U.S. Senator Hillary Clinton has used her commanding victory in Sunday's presidential primary in Puerto Rico as the basis for an appeal to Democratic Party officials that she would make a better candidate than her rival, Senator Barack Obama.
With 98 percent of the polling places counted, Clinton defeated Obama by a margin of 68 percent to 32 percent.
But in spite of Clinton's victory, frontrunner Obama drew even closer to claiming the party's nomination.
Obama's campaign said Sunday on U.S. television it expects him to have the nomination in hand before the end of the week.
After the two remaining state primaries in South Dakota and Montana Tuesday, Obama is expected to be within a few dozen delegates of winning the nomination, making it appear likely that the party's so-called superdelegates will decide the winner.
Speaking to supporters Sunday in San Juan, Clinton appealed to the superdelegates -- asking them bluntly which candidate best represents the will of of the people who voted in the primary.
There remain some 200 superdelegates who have not disclosed their choice. The superdelegates are party officials and office holders whose votes are not apportioned in relation to popular votes or caucus results.
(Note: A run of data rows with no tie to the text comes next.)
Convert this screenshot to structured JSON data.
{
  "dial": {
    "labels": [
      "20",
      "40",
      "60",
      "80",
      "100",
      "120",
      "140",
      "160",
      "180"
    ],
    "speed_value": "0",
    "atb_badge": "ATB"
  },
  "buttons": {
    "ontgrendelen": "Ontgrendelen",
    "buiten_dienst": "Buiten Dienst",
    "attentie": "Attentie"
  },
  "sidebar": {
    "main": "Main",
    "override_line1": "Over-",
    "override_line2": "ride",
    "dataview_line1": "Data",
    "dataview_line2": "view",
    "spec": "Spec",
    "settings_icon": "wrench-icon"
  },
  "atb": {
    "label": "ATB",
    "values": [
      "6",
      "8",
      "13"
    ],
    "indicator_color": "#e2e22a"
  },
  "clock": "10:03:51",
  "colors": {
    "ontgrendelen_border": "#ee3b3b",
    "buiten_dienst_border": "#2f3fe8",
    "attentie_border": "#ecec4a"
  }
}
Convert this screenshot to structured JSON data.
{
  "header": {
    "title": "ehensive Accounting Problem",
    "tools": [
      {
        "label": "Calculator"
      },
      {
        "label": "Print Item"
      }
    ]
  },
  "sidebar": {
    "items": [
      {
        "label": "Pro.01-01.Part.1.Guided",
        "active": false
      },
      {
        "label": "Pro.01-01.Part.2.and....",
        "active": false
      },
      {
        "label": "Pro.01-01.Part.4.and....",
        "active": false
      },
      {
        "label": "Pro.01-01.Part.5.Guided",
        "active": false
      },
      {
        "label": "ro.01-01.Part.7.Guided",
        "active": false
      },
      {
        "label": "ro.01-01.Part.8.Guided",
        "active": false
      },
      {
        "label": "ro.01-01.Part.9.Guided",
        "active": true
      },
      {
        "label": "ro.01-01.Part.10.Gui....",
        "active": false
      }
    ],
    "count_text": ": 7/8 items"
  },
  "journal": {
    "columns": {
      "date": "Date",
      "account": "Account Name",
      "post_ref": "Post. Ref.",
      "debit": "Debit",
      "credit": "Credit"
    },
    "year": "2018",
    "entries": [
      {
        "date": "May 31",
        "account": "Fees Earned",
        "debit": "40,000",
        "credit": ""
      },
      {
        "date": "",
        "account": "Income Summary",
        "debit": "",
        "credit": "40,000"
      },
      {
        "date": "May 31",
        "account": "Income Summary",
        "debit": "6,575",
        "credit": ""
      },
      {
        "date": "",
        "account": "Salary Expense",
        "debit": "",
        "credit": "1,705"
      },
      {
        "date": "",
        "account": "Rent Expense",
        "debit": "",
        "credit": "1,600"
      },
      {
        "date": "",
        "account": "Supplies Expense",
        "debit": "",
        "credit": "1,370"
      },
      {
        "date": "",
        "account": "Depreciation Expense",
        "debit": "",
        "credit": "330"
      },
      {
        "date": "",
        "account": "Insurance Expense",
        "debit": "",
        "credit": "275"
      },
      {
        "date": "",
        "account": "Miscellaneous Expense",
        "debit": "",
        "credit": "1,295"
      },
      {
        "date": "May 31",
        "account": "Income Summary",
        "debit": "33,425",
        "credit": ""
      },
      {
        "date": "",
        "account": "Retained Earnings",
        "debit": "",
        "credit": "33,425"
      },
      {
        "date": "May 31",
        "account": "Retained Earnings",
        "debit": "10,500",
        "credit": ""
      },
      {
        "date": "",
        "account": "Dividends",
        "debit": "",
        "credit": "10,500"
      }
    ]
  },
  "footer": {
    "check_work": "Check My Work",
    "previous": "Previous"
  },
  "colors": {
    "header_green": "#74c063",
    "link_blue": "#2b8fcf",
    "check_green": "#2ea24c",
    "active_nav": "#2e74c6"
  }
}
They are free to vote for the person they think will be the strongest candidate.